Items from an interface collection
***

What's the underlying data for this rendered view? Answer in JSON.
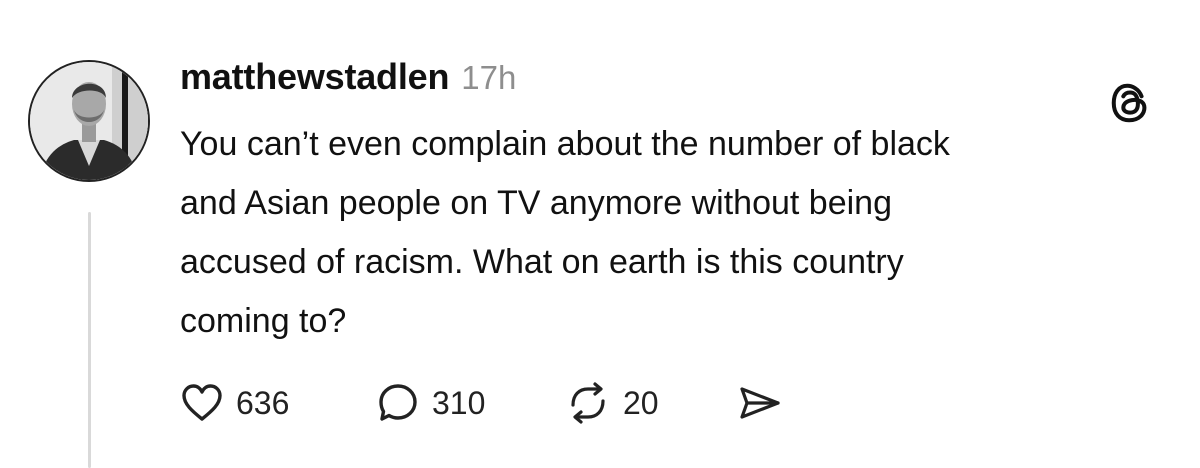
{
  "post": {
    "author": "matthewstadlen",
    "time": "17h",
    "text_lines": [
      "You can’t even complain about the number of black",
      "and Asian people on TV anymore without being",
      "accused of racism. What on earth is this country",
      "coming to?"
    ]
  },
  "actions": {
    "likes": "636",
    "replies": "310",
    "reposts": "20"
  },
  "icons": {
    "like": "heart-icon",
    "reply": "speech-bubble-icon",
    "repost": "repost-arrows-icon",
    "share": "send-icon",
    "app": "threads-logo-icon"
  },
  "colors": {
    "text": "#111111",
    "muted": "#8e8e8e",
    "thread_line": "#d9d9d9"
  }
}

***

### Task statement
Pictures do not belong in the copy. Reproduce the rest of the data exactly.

### Solution for this problem
What's the underlying data for this rendered view? Answer in JSON.
{
  "post": {
    "author": "matthewstadlen",
    "time": "17h",
    "text_lines": [
      "You can’t even complain about the number of black",
      "and Asian people on TV anymore without being",
      "accused of racism. What on earth is this country",
      "coming to?"
    ]
  },
  "actions": {
    "likes": "636",
    "replies": "310",
    "reposts": "20"
  },
  "icons": {
    "like": "heart-icon",
    "reply": "speech-bubble-icon",
    "repost": "repost-arrows-icon",
    "share": "send-icon",
    "app": "threads-logo-icon"
  },
  "colors": {
    "text": "#111111",
    "muted": "#8e8e8e",
    "thread_line": "#d9d9d9"
  }
}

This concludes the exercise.